### WORK ITEM
What is needed here is an exact copy of all the records below.
++++ INFORMATION ++++
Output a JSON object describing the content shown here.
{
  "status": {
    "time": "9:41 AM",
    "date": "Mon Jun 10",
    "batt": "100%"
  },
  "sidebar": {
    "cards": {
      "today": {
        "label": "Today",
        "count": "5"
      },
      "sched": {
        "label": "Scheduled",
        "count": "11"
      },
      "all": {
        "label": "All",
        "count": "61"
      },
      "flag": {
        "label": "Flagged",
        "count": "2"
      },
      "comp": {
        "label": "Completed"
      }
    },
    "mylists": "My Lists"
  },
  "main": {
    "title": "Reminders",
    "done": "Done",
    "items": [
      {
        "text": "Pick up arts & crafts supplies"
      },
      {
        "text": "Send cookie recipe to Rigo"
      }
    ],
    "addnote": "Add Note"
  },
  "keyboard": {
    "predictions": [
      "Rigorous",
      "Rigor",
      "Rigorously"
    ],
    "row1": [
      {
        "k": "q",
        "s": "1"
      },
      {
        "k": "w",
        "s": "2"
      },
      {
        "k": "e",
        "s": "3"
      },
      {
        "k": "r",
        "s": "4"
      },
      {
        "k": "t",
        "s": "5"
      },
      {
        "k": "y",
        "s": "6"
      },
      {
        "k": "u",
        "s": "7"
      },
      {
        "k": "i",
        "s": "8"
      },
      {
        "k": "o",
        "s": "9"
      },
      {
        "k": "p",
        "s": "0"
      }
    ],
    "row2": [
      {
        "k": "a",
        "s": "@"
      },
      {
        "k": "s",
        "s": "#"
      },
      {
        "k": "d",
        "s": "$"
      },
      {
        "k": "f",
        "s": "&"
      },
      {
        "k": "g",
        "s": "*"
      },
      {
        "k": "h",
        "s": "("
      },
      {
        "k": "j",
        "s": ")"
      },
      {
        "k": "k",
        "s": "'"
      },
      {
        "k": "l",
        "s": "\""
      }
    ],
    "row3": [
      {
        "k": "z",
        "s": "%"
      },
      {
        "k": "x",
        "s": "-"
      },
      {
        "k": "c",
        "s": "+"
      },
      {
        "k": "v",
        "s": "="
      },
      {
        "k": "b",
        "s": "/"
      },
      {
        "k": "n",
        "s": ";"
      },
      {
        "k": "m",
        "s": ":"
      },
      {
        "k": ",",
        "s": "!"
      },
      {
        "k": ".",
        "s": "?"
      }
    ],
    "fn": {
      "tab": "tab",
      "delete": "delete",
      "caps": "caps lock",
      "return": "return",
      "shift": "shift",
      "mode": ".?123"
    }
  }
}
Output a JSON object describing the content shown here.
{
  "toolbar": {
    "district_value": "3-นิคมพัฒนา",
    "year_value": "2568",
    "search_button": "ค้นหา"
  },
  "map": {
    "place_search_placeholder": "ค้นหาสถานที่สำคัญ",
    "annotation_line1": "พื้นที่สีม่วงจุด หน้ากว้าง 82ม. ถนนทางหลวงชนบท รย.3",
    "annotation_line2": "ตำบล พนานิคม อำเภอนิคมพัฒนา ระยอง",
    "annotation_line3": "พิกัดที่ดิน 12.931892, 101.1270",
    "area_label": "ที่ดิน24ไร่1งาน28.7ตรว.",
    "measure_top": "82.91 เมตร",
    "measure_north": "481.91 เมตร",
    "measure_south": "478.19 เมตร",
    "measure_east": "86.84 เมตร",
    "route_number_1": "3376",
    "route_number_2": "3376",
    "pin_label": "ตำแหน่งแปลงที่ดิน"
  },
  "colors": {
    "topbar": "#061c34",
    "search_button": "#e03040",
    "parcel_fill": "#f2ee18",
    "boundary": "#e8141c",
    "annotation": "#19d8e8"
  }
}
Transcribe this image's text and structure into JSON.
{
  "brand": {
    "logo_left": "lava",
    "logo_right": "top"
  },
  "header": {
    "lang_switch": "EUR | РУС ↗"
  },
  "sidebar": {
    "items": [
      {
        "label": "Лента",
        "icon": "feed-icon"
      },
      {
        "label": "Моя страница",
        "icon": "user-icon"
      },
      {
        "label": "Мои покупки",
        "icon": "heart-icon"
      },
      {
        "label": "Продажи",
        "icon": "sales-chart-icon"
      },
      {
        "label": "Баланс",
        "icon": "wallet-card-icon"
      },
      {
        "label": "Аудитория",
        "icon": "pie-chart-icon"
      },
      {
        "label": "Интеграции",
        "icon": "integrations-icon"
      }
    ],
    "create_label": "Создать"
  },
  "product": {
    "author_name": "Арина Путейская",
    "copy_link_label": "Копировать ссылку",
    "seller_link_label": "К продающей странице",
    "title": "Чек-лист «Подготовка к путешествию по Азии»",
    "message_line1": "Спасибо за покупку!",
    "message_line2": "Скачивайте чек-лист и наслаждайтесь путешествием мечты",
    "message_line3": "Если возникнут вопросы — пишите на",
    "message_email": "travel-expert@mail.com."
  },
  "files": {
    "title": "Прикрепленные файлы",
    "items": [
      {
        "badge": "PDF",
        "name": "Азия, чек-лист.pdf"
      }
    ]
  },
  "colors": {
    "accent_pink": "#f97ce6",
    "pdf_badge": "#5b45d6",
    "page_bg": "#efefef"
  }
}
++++
### EXERCISE ANSWER
Output a JSON object describing the content shown here.
{
  "status": {
    "time": "9:41 AM",
    "date": "Mon Jun 10",
    "batt": "100%"
  },
  "sidebar": {
    "cards": {
      "today": {
        "label": "Today",
        "count": "5"
      },
      "sched": {
        "label": "Scheduled",
        "count": "11"
      },
      "all": {
        "label": "All",
        "count": "61"
      },
      "flag": {
        "label": "Flagged",
        "count": "2"
      },
      "comp": {
        "label": "Completed"
      }
    },
    "mylists": "My Lists"
  },
  "main": {
    "title": "Reminders",
    "done": "Done",
    "items": [
      {
        "text": "Pick up arts & crafts supplies"
      },
      {
        "text": "Send cookie recipe to Rigo"
      }
    ],
    "addnote": "Add Note"
  },
  "keyboard": {
    "predictions": [
      "Rigorous",
      "Rigor",
      "Rigorously"
    ],
    "row1": [
      {
        "k": "q",
        "s": "1"
      },
      {
        "k": "w",
        "s": "2"
      },
      {
        "k": "e",
        "s": "3"
      },
      {
        "k": "r",
        "s": "4"
      },
      {
        "k": "t",
        "s": "5"
      },
      {
        "k": "y",
        "s": "6"
      },
      {
        "k": "u",
        "s": "7"
      },
      {
        "k": "i",
        "s": "8"
      },
      {
        "k": "o",
        "s": "9"
      },
      {
        "k": "p",
        "s": "0"
      }
    ],
    "row2": [
      {
        "k": "a",
        "s": "@"
      },
      {
        "k": "s",
        "s": "#"
      },
      {
        "k": "d",
        "s": "$"
      },
      {
        "k": "f",
        "s": "&"
      },
      {
        "k": "g",
        "s": "*"
      },
      {
        "k": "h",
        "s": "("
      },
      {
        "k": "j",
        "s": ")"
      },
      {
        "k": "k",
        "s": "'"
      },
      {
        "k": "l",
        "s": "\""
      }
    ],
    "row3": [
      {
        "k": "z",
        "s": "%"
      },
      {
        "k": "x",
        "s": "-"
      },
      {
        "k": "c",
        "s": "+"
      },
      {
        "k": "v",
        "s": "="
      },
      {
        "k": "b",
        "s": "/"
      },
      {
        "k": "n",
        "s": ";"
      },
      {
        "k": "m",
        "s": ":"
      },
      {
        "k": ",",
        "s": "!"
      },
      {
        "k": ".",
        "s": "?"
      }
    ],
    "fn": {
      "tab": "tab",
      "delete": "delete",
      "caps": "caps lock",
      "return": "return",
      "shift": "shift",
      "mode": ".?123"
    }
  }
}
Output a JSON object describing the content shown here.
{
  "toolbar": {
    "district_value": "3-นิคมพัฒนา",
    "year_value": "2568",
    "search_button": "ค้นหา"
  },
  "map": {
    "place_search_placeholder": "ค้นหาสถานที่สำคัญ",
    "annotation_line1": "พื้นที่สีม่วงจุด หน้ากว้าง 82ม. ถนนทางหลวงชนบท รย.3",
    "annotation_line2": "ตำบล พนานิคม อำเภอนิคมพัฒนา ระยอง",
    "annotation_line3": "พิกัดที่ดิน 12.931892, 101.1270",
    "area_label": "ที่ดิน24ไร่1งาน28.7ตรว.",
    "measure_top": "82.91 เมตร",
    "measure_north": "481.91 เมตร",
    "measure_south": "478.19 เมตร",
    "measure_east": "86.84 เมตร",
    "route_number_1": "3376",
    "route_number_2": "3376",
    "pin_label": "ตำแหน่งแปลงที่ดิน"
  },
  "colors": {
    "topbar": "#061c34",
    "search_button": "#e03040",
    "parcel_fill": "#f2ee18",
    "boundary": "#e8141c",
    "annotation": "#19d8e8"
  }
}
Transcribe this image's text and structure into JSON.
{
  "brand": {
    "logo_left": "lava",
    "logo_right": "top"
  },
  "header": {
    "lang_switch": "EUR | РУС ↗"
  },
  "sidebar": {
    "items": [
      {
        "label": "Лента",
        "icon": "feed-icon"
      },
      {
        "label": "Моя страница",
        "icon": "user-icon"
      },
      {
        "label": "Мои покупки",
        "icon": "heart-icon"
      },
      {
        "label": "Продажи",
        "icon": "sales-chart-icon"
      },
      {
        "label": "Баланс",
        "icon": "wallet-card-icon"
      },
      {
        "label": "Аудитория",
        "icon": "pie-chart-icon"
      },
      {
        "label": "Интеграции",
        "icon": "integrations-icon"
      }
    ],
    "create_label": "Создать"
  },
  "product": {
    "author_name": "Арина Путейская",
    "copy_link_label": "Копировать ссылку",
    "seller_link_label": "К продающей странице",
    "title": "Чек-лист «Подготовка к путешествию по Азии»",
    "message_line1": "Спасибо за покупку!",
    "message_line2": "Скачивайте чек-лист и наслаждайтесь путешествием мечты",
    "message_line3": "Если возникнут вопросы — пишите на",
    "message_email": "travel-expert@mail.com."
  },
  "files": {
    "title": "Прикрепленные файлы",
    "items": [
      {
        "badge": "PDF",
        "name": "Азия, чек-лист.pdf"
      }
    ]
  },
  "colors": {
    "accent_pink": "#f97ce6",
    "pdf_badge": "#5b45d6",
    "page_bg": "#efefef"
  }
}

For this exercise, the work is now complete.